The minimum wage will be $11 per hour in 2017
- The minimum wage applies to all jobs, including agriculture.
- Employers must pay employees age 16 and older at least $11 per hour in 2017. WAC 296-126-020(app.leg.wa.gov).
- Employers are allowed to pay 85 percent of the minimum wage to employees under age 16. WAC 296-126-020 (app.leg.wa.gov). For 2017, this rate is $9.35 per hour.
- Seattle, Tacoma, and the City of SeaTac currently have higher minimum wage rates. The local rate applies if it is higher than the state minimum wage rate.
- The initiative does not change overtime pay requirements.
The initiative sets future minimum wage rates Continue reading
One way to grow your business is by reaching out to strategic partners who offer complementary products or services or who otherwise can work with you to the mutual advantage of both your businesses. Strategic partnerships can expand your market reach and help you achieve more sales. But giving another business intimate knowledge about your company’s inner workings may make you a bit uneasy. There’s some inherent risk involved in sharing confidential information and intellectual property (IP).
According to Marc Goldberg, a SCORE mentor with business startup and management expertise, “It is very easy to steal your ideas or even your unique approach to customer fulfillment. Very quickly you could generate a competitor by sharing information with the wrong people.”
For that reason, you need to take measures to protect your ideas, information, and innovations from theft. Continue reading
You put a lot of time, energy and effort into your business. With so much invested, doesn’t it make sense to protect what you worked so hard to build?
Various ways exist to do that, such as choosing the right legal structure for your business, installing security software on your computer, getting business insurance, etc.
And don’t forget having an NDA! Continue reading
Washington State’s Department of Labor & Industries answers the top 20 small business questions. For example:
- I’m hiring employees for the first time. What do I need to do?
- Can I just hire independent contractors? They’re easier than employees.
- Which government permits, licenses and tax registrations do I need?
- I own a business. Am I required to have workers’ comp coverage on myself?
- What can I deduct from my employee’s paycheck?
- What do I do if I can’t pay my workers’ compensation bill?
You will find the answers here.
Except in a few cases, the law does not require any specific kind of records.
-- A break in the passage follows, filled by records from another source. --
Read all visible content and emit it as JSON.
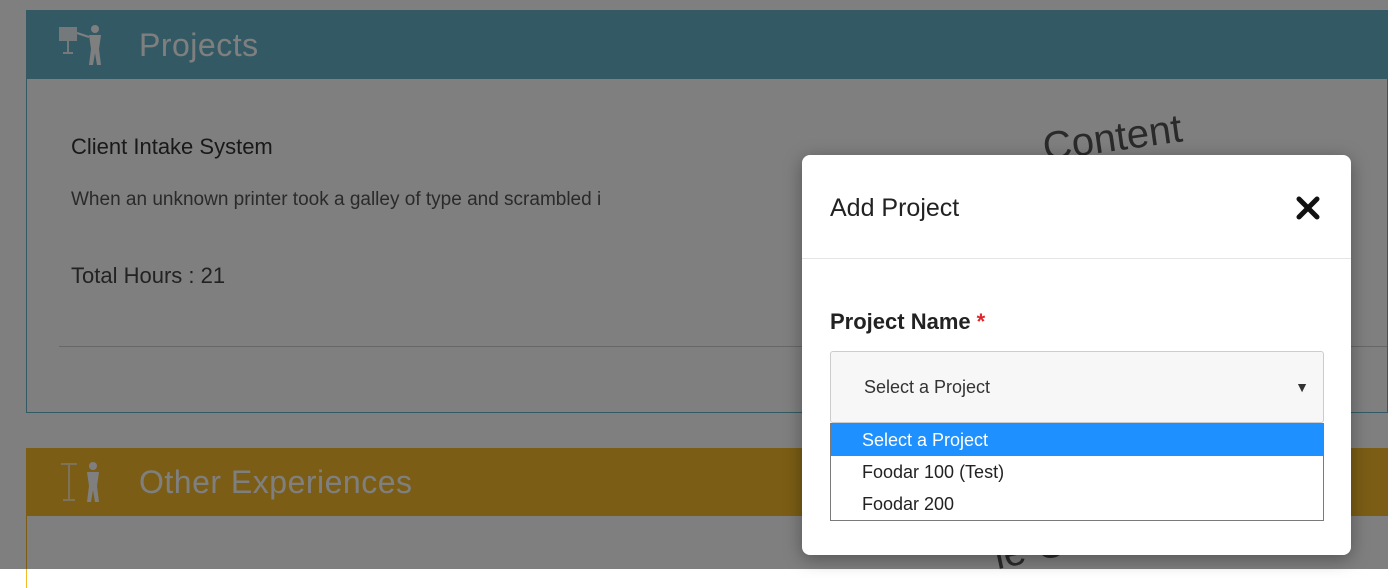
{
  "projects_panel": {
    "title": "Projects",
    "header_color": "#67b4c8",
    "icon": "presentation-icon",
    "project": {
      "name": "Client Intake System",
      "description": "When an unknown printer took a galley of type and scrambled i",
      "hours": "Total Hours : 21"
    },
    "watermark": "Content"
  },
  "other_panel": {
    "title": "Other Experiences",
    "header_color": "#f6bb2b",
    "icon": "experience-icon",
    "watermark": "le Co"
  },
  "modal": {
    "title": "Add Project",
    "close_icon": "close-icon",
    "field_label": "Project Name",
    "required_mark": "*",
    "select": {
      "value": "Select a Project",
      "caret": "▼",
      "options": [
        "Select a Project",
        "Foodar 100 (Test)",
        "Foodar 200"
      ],
      "highlighted_index": 0
    }
  },
  "colors": {
    "highlight": "#1e90ff",
    "required": "#e0262b"
  }
}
However, you may want to include all of these items, no matter what process of recordkeeping is chosen:
- Business checkbook
- Daily summary of cash receipts
- Monthly summary of cash receipts
- Check disbursements journal
- Depreciation worksheet
- Employee compensation record
- Any financial statements
Also, be diligent in keeping these records as well, whether it be the original source documents OR electronic copies:
- Gross receipts
- Travel, transportation, entertainment & gift expenses
- Employment taxes
- Cancelled checks